06/28/2010 12:40 pm ET | Updated May 25, 2011

Pay Nonprofits an "R&D" Fee

At social investment conferences, an oft-heard conceit is the reverential extolling of the marketplace as "the best" route to large scale economic development (good-bye NGOs, good-bye government). A corollary, and mostly unchallenged, assertion implies "intrinsic inefficiencies" in the nonprofit world.

In truth, nonprofits, NGOs, charitable donors, foundations and governmental funding have, in large measure, built the platforms, distribution channels, infrastructure and research upon which for-profit social entrepreneurs depend. For-profit social enterprises inherit -- at no cost -- the expensive trial and error R&D that nonprofits have successfully conducted, implemented and sustained.

The sneering, even snarky, inference that nonprofits are institutionally less worthy or undeserving of "serious" financial backing is not only wrong-headed, it is also dangerous to the growth of social investments as an asset class. By touting for-profit solutions as somehow better (whatever that may mean remains another mystery), pro-market do-gooders are not only perpetuating a delusional and bogus reality, they are undercutting the R&D funding pipeline that the social sector, both for-profit and nonprofit, so desperately needs.

In the private sector, research and development costs are financed (repaid, if you will) from future profits. In the social sector, for-profit social enterprises should be required to do the same, that is, pay back R&D costs.

Before social investors and shareholders realize financial returns from "doing good," perhaps they should "share" their financial booty with the nonprofits that financed the R&D, took the speculative risks and built out the capacity and infrastructure. The fair analogy are the public taxes paid by business to repay society at large for an educated workforce, basic research, good roads to transport products and so on.

For-profit social investors deserve to be rewarded for their financial risk-taking, their innovation and their industry. Agreed. But, should they also receive financial rewards for work and risks they did NOT undertake?

The principal of "knowledge inheritance" is well-established (see Unjust Deserts by Gar Alperovitz and Lew Daly). We are all free riders on the ground-breaking thinkers, scientists, experts, inventors, etc. on whose intellectual and business shoulders we stand.

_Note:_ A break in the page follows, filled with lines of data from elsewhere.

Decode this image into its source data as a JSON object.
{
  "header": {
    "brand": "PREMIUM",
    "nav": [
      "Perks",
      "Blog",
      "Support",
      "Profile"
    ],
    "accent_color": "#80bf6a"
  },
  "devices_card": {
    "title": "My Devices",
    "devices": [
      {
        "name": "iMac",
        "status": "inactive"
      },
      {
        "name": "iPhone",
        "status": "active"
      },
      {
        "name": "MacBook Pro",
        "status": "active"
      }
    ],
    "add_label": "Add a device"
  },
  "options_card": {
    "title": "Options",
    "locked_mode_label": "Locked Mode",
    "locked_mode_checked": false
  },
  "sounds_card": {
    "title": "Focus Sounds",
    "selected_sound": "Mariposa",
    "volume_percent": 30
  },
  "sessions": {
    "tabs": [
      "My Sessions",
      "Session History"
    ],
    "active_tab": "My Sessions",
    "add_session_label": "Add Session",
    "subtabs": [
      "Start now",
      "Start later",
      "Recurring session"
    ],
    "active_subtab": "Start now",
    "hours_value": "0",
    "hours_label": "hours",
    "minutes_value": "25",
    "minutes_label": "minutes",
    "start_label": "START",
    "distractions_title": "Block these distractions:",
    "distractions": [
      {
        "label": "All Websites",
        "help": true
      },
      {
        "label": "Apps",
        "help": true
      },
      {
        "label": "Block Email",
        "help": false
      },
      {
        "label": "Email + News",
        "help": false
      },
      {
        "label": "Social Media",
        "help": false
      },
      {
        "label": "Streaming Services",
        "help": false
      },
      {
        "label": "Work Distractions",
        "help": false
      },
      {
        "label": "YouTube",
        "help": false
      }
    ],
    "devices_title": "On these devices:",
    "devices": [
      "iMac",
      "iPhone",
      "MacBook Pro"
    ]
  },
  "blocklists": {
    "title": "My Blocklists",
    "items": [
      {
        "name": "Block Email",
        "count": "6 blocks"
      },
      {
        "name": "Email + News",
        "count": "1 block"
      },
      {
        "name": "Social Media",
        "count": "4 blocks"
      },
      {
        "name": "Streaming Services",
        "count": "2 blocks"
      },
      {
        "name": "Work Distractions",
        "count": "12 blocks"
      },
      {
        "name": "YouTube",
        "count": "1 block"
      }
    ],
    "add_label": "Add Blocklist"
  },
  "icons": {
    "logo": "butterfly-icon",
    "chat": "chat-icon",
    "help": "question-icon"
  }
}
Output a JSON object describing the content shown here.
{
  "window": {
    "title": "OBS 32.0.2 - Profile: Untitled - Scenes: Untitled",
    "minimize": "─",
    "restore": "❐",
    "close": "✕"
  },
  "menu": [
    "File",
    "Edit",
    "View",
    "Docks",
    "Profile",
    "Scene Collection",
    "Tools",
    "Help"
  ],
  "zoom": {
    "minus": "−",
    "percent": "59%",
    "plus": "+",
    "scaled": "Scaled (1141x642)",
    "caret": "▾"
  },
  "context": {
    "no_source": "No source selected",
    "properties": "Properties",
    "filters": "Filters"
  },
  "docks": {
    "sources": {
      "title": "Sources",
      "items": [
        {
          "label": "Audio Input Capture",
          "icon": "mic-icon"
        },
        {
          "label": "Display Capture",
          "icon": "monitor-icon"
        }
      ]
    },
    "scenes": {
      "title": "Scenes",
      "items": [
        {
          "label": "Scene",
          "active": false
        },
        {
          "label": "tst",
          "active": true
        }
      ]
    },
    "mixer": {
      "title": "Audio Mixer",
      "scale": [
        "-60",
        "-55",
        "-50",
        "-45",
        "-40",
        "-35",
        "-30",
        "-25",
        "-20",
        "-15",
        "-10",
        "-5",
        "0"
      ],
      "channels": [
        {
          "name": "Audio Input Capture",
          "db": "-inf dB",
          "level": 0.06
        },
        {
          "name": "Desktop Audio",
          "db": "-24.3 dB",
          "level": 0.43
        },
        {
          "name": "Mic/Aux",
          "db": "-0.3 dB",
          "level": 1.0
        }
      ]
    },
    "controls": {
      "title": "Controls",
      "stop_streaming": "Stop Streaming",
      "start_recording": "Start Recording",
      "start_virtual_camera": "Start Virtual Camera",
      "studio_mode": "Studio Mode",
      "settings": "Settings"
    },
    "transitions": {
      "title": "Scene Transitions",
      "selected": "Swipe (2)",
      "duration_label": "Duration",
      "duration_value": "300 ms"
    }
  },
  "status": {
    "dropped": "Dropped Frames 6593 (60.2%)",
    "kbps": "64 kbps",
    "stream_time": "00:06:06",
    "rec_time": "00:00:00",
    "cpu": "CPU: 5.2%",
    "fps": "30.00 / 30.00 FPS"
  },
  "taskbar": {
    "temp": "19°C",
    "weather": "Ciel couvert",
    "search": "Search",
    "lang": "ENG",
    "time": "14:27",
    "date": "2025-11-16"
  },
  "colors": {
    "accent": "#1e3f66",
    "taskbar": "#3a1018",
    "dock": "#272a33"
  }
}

The same is no less true for social enterprises vis-à-vis nonprofit organizations.

Don't nonprofits have a moral claim on some share of the profits created from their pioneering work? Will someone please invent a patent system or repayment mechanism so profitable social enterprises are tapped to invest (voluntarily or otherwise) in nonprofit-led R&D?